## [What the task asks]
Your answer must be the records below, printed exactly.
════════
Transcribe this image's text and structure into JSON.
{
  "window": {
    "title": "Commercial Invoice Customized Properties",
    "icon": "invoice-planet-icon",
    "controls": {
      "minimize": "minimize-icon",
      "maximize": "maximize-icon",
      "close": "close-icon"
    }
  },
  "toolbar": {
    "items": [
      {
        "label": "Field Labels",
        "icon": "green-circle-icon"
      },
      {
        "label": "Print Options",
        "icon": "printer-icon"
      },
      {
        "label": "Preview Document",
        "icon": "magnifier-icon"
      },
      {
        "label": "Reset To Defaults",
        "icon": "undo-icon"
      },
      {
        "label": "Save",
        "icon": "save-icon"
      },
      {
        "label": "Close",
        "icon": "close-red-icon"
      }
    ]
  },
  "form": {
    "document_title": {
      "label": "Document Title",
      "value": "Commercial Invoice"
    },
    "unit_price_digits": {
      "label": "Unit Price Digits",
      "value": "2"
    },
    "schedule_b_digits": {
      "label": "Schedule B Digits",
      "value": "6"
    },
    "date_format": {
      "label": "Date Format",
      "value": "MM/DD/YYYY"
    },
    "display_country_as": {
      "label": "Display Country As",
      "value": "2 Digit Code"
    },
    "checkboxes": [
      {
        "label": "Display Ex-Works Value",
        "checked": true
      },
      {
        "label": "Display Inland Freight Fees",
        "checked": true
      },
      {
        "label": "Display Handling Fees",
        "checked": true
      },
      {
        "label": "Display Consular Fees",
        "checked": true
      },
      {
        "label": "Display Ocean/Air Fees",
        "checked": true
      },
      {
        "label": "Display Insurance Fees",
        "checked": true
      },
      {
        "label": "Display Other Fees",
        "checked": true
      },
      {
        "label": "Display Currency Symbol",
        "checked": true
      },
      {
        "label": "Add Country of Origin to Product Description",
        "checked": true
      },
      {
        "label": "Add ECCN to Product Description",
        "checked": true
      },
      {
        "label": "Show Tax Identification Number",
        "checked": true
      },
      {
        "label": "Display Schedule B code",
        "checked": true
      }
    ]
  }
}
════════
## [Result]
Transcribe this image's text and structure into JSON.
{
  "window": {
    "title": "Commercial Invoice Customized Properties",
    "icon": "invoice-planet-icon",
    "controls": {
      "minimize": "minimize-icon",
      "maximize": "maximize-icon",
      "close": "close-icon"
    }
  },
  "toolbar": {
    "items": [
      {
        "label": "Field Labels",
        "icon": "green-circle-icon"
      },
      {
        "label": "Print Options",
        "icon": "printer-icon"
      },
      {
        "label": "Preview Document",
        "icon": "magnifier-icon"
      },
      {
        "label": "Reset To Defaults",
        "icon": "undo-icon"
      },
      {
        "label": "Save",
        "icon": "save-icon"
      },
      {
        "label": "Close",
        "icon": "close-red-icon"
      }
    ]
  },
  "form": {
    "document_title": {
      "label": "Document Title",
      "value": "Commercial Invoice"
    },
    "unit_price_digits": {
      "label": "Unit Price Digits",
      "value": "2"
    },
    "schedule_b_digits": {
      "label": "Schedule B Digits",
      "value": "6"
    },
    "date_format": {
      "label": "Date Format",
      "value": "MM/DD/YYYY"
    },
    "display_country_as": {
      "label": "Display Country As",
      "value": "2 Digit Code"
    },
    "checkboxes": [
      {
        "label": "Display Ex-Works Value",
        "checked": true
      },
      {
        "label": "Display Inland Freight Fees",
        "checked": true
      },
      {
        "label": "Display Handling Fees",
        "checked": true
      },
      {
        "label": "Display Consular Fees",
        "checked": true
      },
      {
        "label": "Display Ocean/Air Fees",
        "checked": true
      },
      {
        "label": "Display Insurance Fees",
        "checked": true
      },
      {
        "label": "Display Other Fees",
        "checked": true
      },
      {
        "label": "Display Currency Symbol",
        "checked": true
      },
      {
        "label": "Add Country of Origin to Product Description",
        "checked": true
      },
      {
        "label": "Add ECCN to Product Description",
        "checked": true
      },
      {
        "label": "Show Tax Identification Number",
        "checked": true
      },
      {
        "label": "Display Schedule B code",
        "checked": true
      }
    ]
  }
}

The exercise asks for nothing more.